■ Work required ■
Write out, with no changes, every line starting at the one that contains "Transcribe this image's" and ending at the last line of the data below. Leave pictures out.

:: Data

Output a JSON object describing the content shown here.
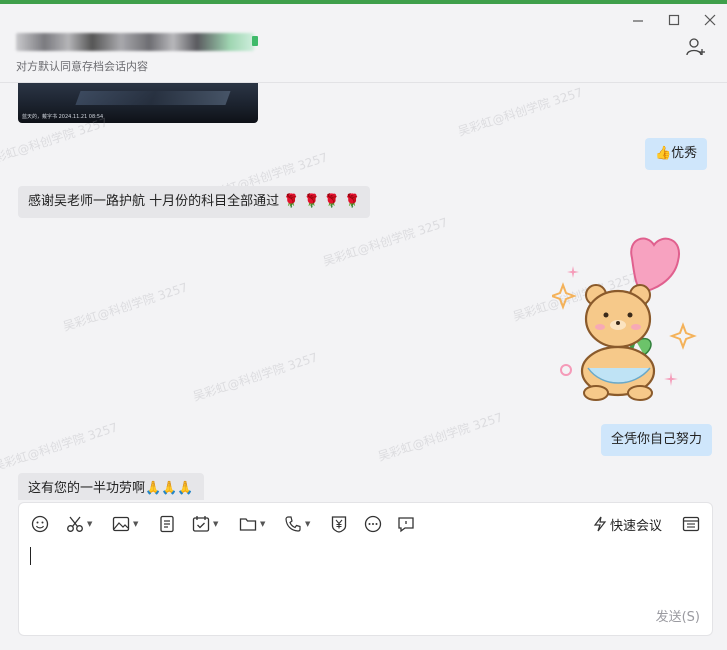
{
  "window": {
    "contact_name_blurred": true,
    "subtitle": "对方默认同意存档会话内容",
    "controls": [
      "minimize-icon",
      "maximize-icon",
      "close-icon"
    ],
    "add_contact_icon": "add-person-icon"
  },
  "chat": {
    "video_caption": "蓝天的，戴字书  2024.11.21 08:54",
    "messages": [
      {
        "side": "out",
        "text": "👍优秀"
      },
      {
        "side": "in",
        "text": "感谢吴老师一路护航 十月份的科目全部通过 🌹 🌹 🌹 🌹"
      },
      {
        "side": "out",
        "type": "sticker",
        "icon": "bear-holding-flower-sticker"
      },
      {
        "side": "out",
        "text": "全凭你自己努力"
      },
      {
        "side": "in",
        "text": "这有您的一半功劳啊🙏🙏🙏"
      }
    ],
    "watermark": "吴彩虹@科创学院 3257"
  },
  "composer": {
    "tools": [
      "emoji-icon",
      "scissors-icon",
      "image-icon",
      "document-icon",
      "calendar-check-icon",
      "folder-icon",
      "phone-icon",
      "red-packet-icon",
      "more-icon",
      "chat-icon"
    ],
    "quick_meeting": "快速会议",
    "send_label": "发送(S)"
  },
  "colors": {
    "accent_green": "#3f9f4b",
    "out_bubble": "#cfe6fb",
    "in_bubble": "#e6e6e9"
  }
}
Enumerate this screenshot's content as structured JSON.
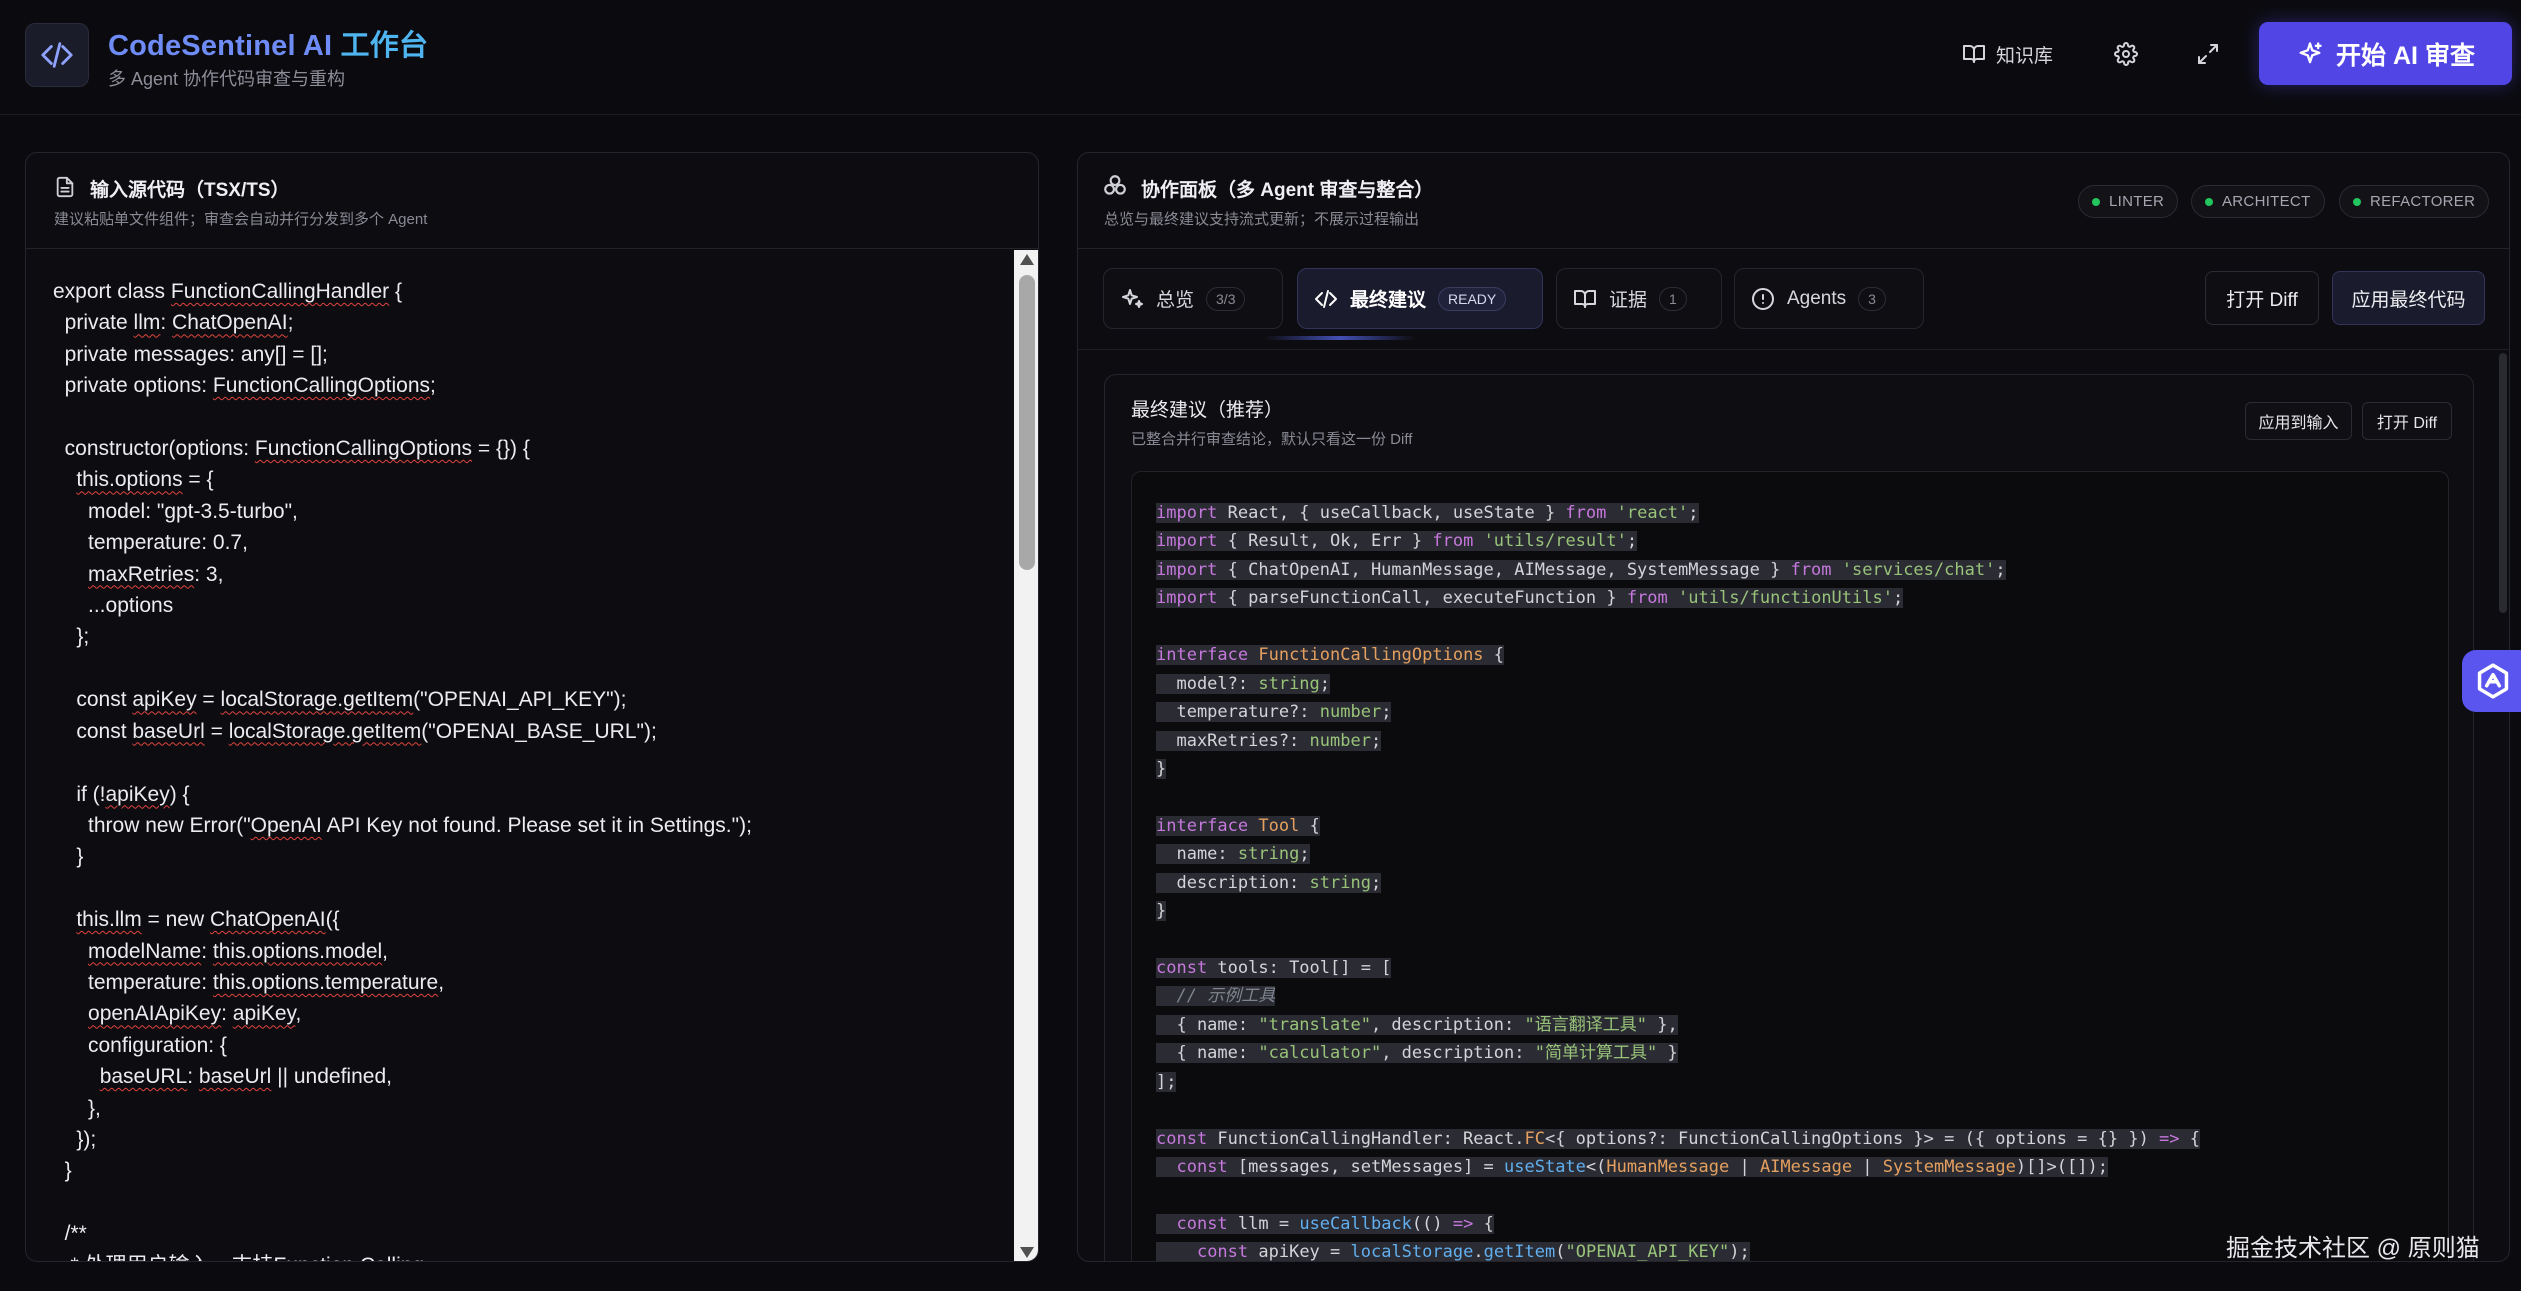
{
  "header": {
    "title_en": "CodeSentinel AI ",
    "title_cn": "工作台",
    "subtitle": "多 Agent 协作代码审查与重构",
    "knowledge_label": "知识库",
    "start_label": "开始 AI 审查"
  },
  "left": {
    "title": "输入源代码（TSX/TS）",
    "subtitle": "建议粘贴单文件组件；审查会自动并行分发到多个 Agent",
    "code_lines": [
      [
        {
          "t": "export class "
        },
        {
          "t": "FunctionCallingHandler",
          "sq": true
        },
        {
          "t": " {"
        }
      ],
      [
        {
          "t": "  private "
        },
        {
          "t": "llm",
          "sq": true
        },
        {
          "t": ": "
        },
        {
          "t": "ChatOpenAI",
          "sq": true
        },
        {
          "t": ";"
        }
      ],
      [
        {
          "t": "  private messages: any[] = [];"
        }
      ],
      [
        {
          "t": "  private options: "
        },
        {
          "t": "FunctionCallingOptions",
          "sq": true
        },
        {
          "t": ";"
        }
      ],
      [
        {
          "t": ""
        }
      ],
      [
        {
          "t": "  constructor(options: "
        },
        {
          "t": "FunctionCallingOptions",
          "sq": true
        },
        {
          "t": " = {}) {"
        }
      ],
      [
        {
          "t": "    "
        },
        {
          "t": "this.options",
          "sq": true
        },
        {
          "t": " = {"
        }
      ],
      [
        {
          "t": "      model: \"gpt-3.5-turbo\","
        }
      ],
      [
        {
          "t": "      temperature: 0.7,"
        }
      ],
      [
        {
          "t": "      "
        },
        {
          "t": "maxRetries",
          "sq": true
        },
        {
          "t": ": 3,"
        }
      ],
      [
        {
          "t": "      ...options"
        }
      ],
      [
        {
          "t": "    };"
        }
      ],
      [
        {
          "t": ""
        }
      ],
      [
        {
          "t": "    const "
        },
        {
          "t": "apiKey",
          "sq": true
        },
        {
          "t": " = "
        },
        {
          "t": "localStorage.getItem",
          "sq": true
        },
        {
          "t": "(\"OPENAI_API_KEY\");"
        }
      ],
      [
        {
          "t": "    const "
        },
        {
          "t": "baseUrl",
          "sq": true
        },
        {
          "t": " = "
        },
        {
          "t": "localStorage.getItem",
          "sq": true
        },
        {
          "t": "(\"OPENAI_BASE_URL\");"
        }
      ],
      [
        {
          "t": ""
        }
      ],
      [
        {
          "t": "    if (!"
        },
        {
          "t": "apiKey",
          "sq": true
        },
        {
          "t": ") {"
        }
      ],
      [
        {
          "t": "      throw new Error(\""
        },
        {
          "t": "OpenAI",
          "sq": true
        },
        {
          "t": " API Key not found. Please set it in Settings.\");"
        }
      ],
      [
        {
          "t": "    }"
        }
      ],
      [
        {
          "t": ""
        }
      ],
      [
        {
          "t": "    "
        },
        {
          "t": "this.llm",
          "sq": true
        },
        {
          "t": " = new "
        },
        {
          "t": "ChatOpenAI",
          "sq": true
        },
        {
          "t": "({"
        }
      ],
      [
        {
          "t": "      "
        },
        {
          "t": "modelName",
          "sq": true
        },
        {
          "t": ": "
        },
        {
          "t": "this.options.model",
          "sq": true
        },
        {
          "t": ","
        }
      ],
      [
        {
          "t": "      temperature: "
        },
        {
          "t": "this.options.temperature",
          "sq": true
        },
        {
          "t": ","
        }
      ],
      [
        {
          "t": "      "
        },
        {
          "t": "openAIApiKey",
          "sq": true
        },
        {
          "t": ": "
        },
        {
          "t": "apiKey",
          "sq": true
        },
        {
          "t": ","
        }
      ],
      [
        {
          "t": "      configuration: {"
        }
      ],
      [
        {
          "t": "        "
        },
        {
          "t": "baseURL",
          "sq": true
        },
        {
          "t": ": "
        },
        {
          "t": "baseUrl",
          "sq": true
        },
        {
          "t": " || undefined,"
        }
      ],
      [
        {
          "t": "      },"
        }
      ],
      [
        {
          "t": "    });"
        }
      ],
      [
        {
          "t": "  }"
        }
      ],
      [
        {
          "t": ""
        }
      ],
      [
        {
          "t": "  /**"
        }
      ],
      [
        {
          "t": "   * 处理用户输入，支持Function Calling"
        }
      ]
    ]
  },
  "right": {
    "title": "协作面板（多 Agent 审查与整合）",
    "subtitle": "总览与最终建议支持流式更新；不展示过程输出",
    "agents": [
      "LINTER",
      "ARCHITECT",
      "REFACTORER"
    ],
    "tabs": [
      {
        "label": "总览",
        "badge": "3/3"
      },
      {
        "label": "最终建议",
        "badge": "READY"
      },
      {
        "label": "证据",
        "badge": "1"
      },
      {
        "label": "Agents",
        "badge": "3"
      }
    ],
    "open_diff": "打开 Diff",
    "apply_final": "应用最终代码",
    "suggestion": {
      "title": "最终建议（推荐）",
      "subtitle": "已整合并行审查结论，默认只看这一份 Diff",
      "apply_input": "应用到输入",
      "open_diff": "打开 Diff"
    },
    "code_lines": [
      [
        {
          "c": "kw",
          "t": "import"
        },
        {
          "t": " React, { useCallback, useState } "
        },
        {
          "c": "kw",
          "t": "from"
        },
        {
          "t": " "
        },
        {
          "c": "str",
          "t": "'react'"
        },
        {
          "t": ";"
        }
      ],
      [
        {
          "c": "kw",
          "t": "import"
        },
        {
          "t": " { Result, Ok, Err } "
        },
        {
          "c": "kw",
          "t": "from"
        },
        {
          "t": " "
        },
        {
          "c": "str",
          "t": "'utils/result'"
        },
        {
          "t": ";"
        }
      ],
      [
        {
          "c": "kw",
          "t": "import"
        },
        {
          "t": " { ChatOpenAI, HumanMessage, AIMessage, SystemMessage } "
        },
        {
          "c": "kw",
          "t": "from"
        },
        {
          "t": " "
        },
        {
          "c": "str",
          "t": "'services/chat'"
        },
        {
          "t": ";"
        }
      ],
      [
        {
          "c": "kw",
          "t": "import"
        },
        {
          "t": " { parseFunctionCall, executeFunction } "
        },
        {
          "c": "kw",
          "t": "from"
        },
        {
          "t": " "
        },
        {
          "c": "str",
          "t": "'utils/functionUtils'"
        },
        {
          "t": ";"
        }
      ],
      [],
      [
        {
          "c": "kw",
          "t": "interface"
        },
        {
          "t": " "
        },
        {
          "c": "typ",
          "t": "FunctionCallingOptions"
        },
        {
          "t": " {"
        }
      ],
      [
        {
          "t": "  model?: "
        },
        {
          "c": "bt",
          "t": "string"
        },
        {
          "t": ";"
        }
      ],
      [
        {
          "t": "  temperature?: "
        },
        {
          "c": "bt",
          "t": "number"
        },
        {
          "t": ";"
        }
      ],
      [
        {
          "t": "  maxRetries?: "
        },
        {
          "c": "bt",
          "t": "number"
        },
        {
          "t": ";"
        }
      ],
      [
        {
          "t": "}"
        }
      ],
      [],
      [
        {
          "c": "kw",
          "t": "interface"
        },
        {
          "t": " "
        },
        {
          "c": "typ",
          "t": "Tool"
        },
        {
          "t": " {"
        }
      ],
      [
        {
          "t": "  name: "
        },
        {
          "c": "bt",
          "t": "string"
        },
        {
          "t": ";"
        }
      ],
      [
        {
          "t": "  description: "
        },
        {
          "c": "bt",
          "t": "string"
        },
        {
          "t": ";"
        }
      ],
      [
        {
          "t": "}"
        }
      ],
      [],
      [
        {
          "c": "kw",
          "t": "const"
        },
        {
          "t": " tools: Tool[] = ["
        }
      ],
      [
        {
          "t": "  "
        },
        {
          "c": "cm",
          "t": "// 示例工具"
        }
      ],
      [
        {
          "t": "  { name: "
        },
        {
          "c": "str",
          "t": "\"translate\""
        },
        {
          "t": ", description: "
        },
        {
          "c": "str",
          "t": "\"语言翻译工具\""
        },
        {
          "t": " },"
        }
      ],
      [
        {
          "t": "  { name: "
        },
        {
          "c": "str",
          "t": "\"calculator\""
        },
        {
          "t": ", description: "
        },
        {
          "c": "str",
          "t": "\"简单计算工具\""
        },
        {
          "t": " }"
        }
      ],
      [
        {
          "t": "];"
        }
      ],
      [],
      [
        {
          "c": "kw",
          "t": "const"
        },
        {
          "t": " FunctionCallingHandler: React."
        },
        {
          "c": "typ",
          "t": "FC"
        },
        {
          "t": "<{ options?: FunctionCallingOptions }> = ({ options = {} }) "
        },
        {
          "c": "kw",
          "t": "=>"
        },
        {
          "t": " {"
        }
      ],
      [
        {
          "t": "  "
        },
        {
          "c": "kw",
          "t": "const"
        },
        {
          "t": " [messages, setMessages] = "
        },
        {
          "c": "fn",
          "t": "useState"
        },
        {
          "t": "<("
        },
        {
          "c": "typ",
          "t": "HumanMessage"
        },
        {
          "t": " | "
        },
        {
          "c": "typ",
          "t": "AIMessage"
        },
        {
          "t": " | "
        },
        {
          "c": "typ",
          "t": "SystemMessage"
        },
        {
          "t": ")[]>([]);"
        }
      ],
      [],
      [
        {
          "t": "  "
        },
        {
          "c": "kw",
          "t": "const"
        },
        {
          "t": " llm = "
        },
        {
          "c": "fn",
          "t": "useCallback"
        },
        {
          "t": "(() "
        },
        {
          "c": "kw",
          "t": "=>"
        },
        {
          "t": " {"
        }
      ],
      [
        {
          "t": "    "
        },
        {
          "c": "kw",
          "t": "const"
        },
        {
          "t": " apiKey = "
        },
        {
          "c": "fn",
          "t": "localStorage"
        },
        {
          "t": "."
        },
        {
          "c": "fn",
          "t": "getItem"
        },
        {
          "t": "("
        },
        {
          "c": "str",
          "t": "\"OPENAI_API_KEY\""
        },
        {
          "t": ");"
        }
      ]
    ]
  },
  "watermark": "掘金技术社区 @ 原则猫",
  "colors": {
    "accent": "#5145e6",
    "status_ok": "#22c55e"
  }
}
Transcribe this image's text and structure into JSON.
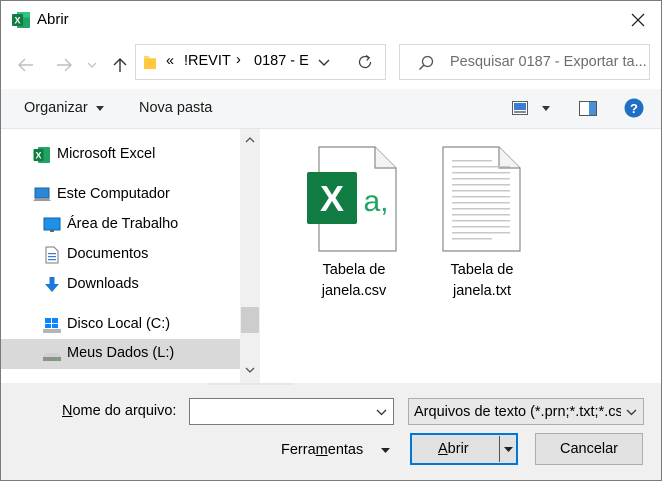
{
  "window": {
    "title": "Abrir",
    "app_icon": "excel-icon"
  },
  "nav": {
    "back_icon": "arrow-left-icon",
    "forward_icon": "arrow-right-icon",
    "recent_icon": "chevron-down-icon",
    "up_icon": "arrow-up-icon",
    "breadcrumb": {
      "overflow": "«",
      "seg1": "!REVIT",
      "sep": "›",
      "seg2": "0187 - E"
    },
    "refresh_icon": "refresh-icon",
    "search_placeholder": "Pesquisar 0187 - Exportar ta..."
  },
  "toolbar": {
    "organize": "Organizar",
    "new_folder": "Nova pasta",
    "view_icon": "view-options-icon",
    "preview_icon": "preview-pane-icon",
    "help_icon": "help-icon"
  },
  "sidebar": {
    "items": [
      {
        "label": "Microsoft Excel",
        "icon": "excel-icon"
      },
      {
        "label": "Este Computador",
        "icon": "computer-icon"
      },
      {
        "label": "Área de Trabalho",
        "icon": "desktop-icon"
      },
      {
        "label": "Documentos",
        "icon": "documents-icon"
      },
      {
        "label": "Downloads",
        "icon": "download-icon"
      },
      {
        "label": "Disco Local (C:)",
        "icon": "windows-drive-icon"
      },
      {
        "label": "Meus Dados (L:)",
        "icon": "drive-icon"
      }
    ]
  },
  "files": [
    {
      "line1": "Tabela de",
      "line2": "janela.csv",
      "icon": "excel-csv-file-icon",
      "glyph_x": "X",
      "glyph_a": "a,"
    },
    {
      "line1": "Tabela de",
      "line2": "janela.txt",
      "icon": "text-file-icon"
    }
  ],
  "footer": {
    "filename_label_u": "N",
    "filename_label_rest": "ome do arquivo:",
    "filename_value": "",
    "filetype": "Arquivos de texto (*.prn;*.txt;*.csv)",
    "tools_pre": "Ferra",
    "tools_u": "m",
    "tools_post": "entas",
    "open_u": "A",
    "open_rest": "brir",
    "cancel": "Cancelar"
  }
}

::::

■ Final answer ■
Transcribe this image's text and structure into JSON.
{
  "window": {
    "title": "Abrir",
    "app_icon": "excel-icon"
  },
  "nav": {
    "back_icon": "arrow-left-icon",
    "forward_icon": "arrow-right-icon",
    "recent_icon": "chevron-down-icon",
    "up_icon": "arrow-up-icon",
    "breadcrumb": {
      "overflow": "«",
      "seg1": "!REVIT",
      "sep": "›",
      "seg2": "0187 - E"
    },
    "refresh_icon": "refresh-icon",
    "search_placeholder": "Pesquisar 0187 - Exportar ta..."
  },
  "toolbar": {
    "organize": "Organizar",
    "new_folder": "Nova pasta",
    "view_icon": "view-options-icon",
    "preview_icon": "preview-pane-icon",
    "help_icon": "help-icon"
  },
  "sidebar": {
    "items": [
      {
        "label": "Microsoft Excel",
        "icon": "excel-icon"
      },
      {
        "label": "Este Computador",
        "icon": "computer-icon"
      },
      {
        "label": "Área de Trabalho",
        "icon": "desktop-icon"
      },
      {
        "label": "Documentos",
        "icon": "documents-icon"
      },
      {
        "label": "Downloads",
        "icon": "download-icon"
      },
      {
        "label": "Disco Local (C:)",
        "icon": "windows-drive-icon"
      },
      {
        "label": "Meus Dados (L:)",
        "icon": "drive-icon"
      }
    ]
  },
  "files": [
    {
      "line1": "Tabela de",
      "line2": "janela.csv",
      "icon": "excel-csv-file-icon",
      "glyph_x": "X",
      "glyph_a": "a,"
    },
    {
      "line1": "Tabela de",
      "line2": "janela.txt",
      "icon": "text-file-icon"
    }
  ],
  "footer": {
    "filename_label_u": "N",
    "filename_label_rest": "ome do arquivo:",
    "filename_value": "",
    "filetype": "Arquivos de texto (*.prn;*.txt;*.csv)",
    "tools_pre": "Ferra",
    "tools_u": "m",
    "tools_post": "entas",
    "open_u": "A",
    "open_rest": "brir",
    "cancel": "Cancelar"
  }
}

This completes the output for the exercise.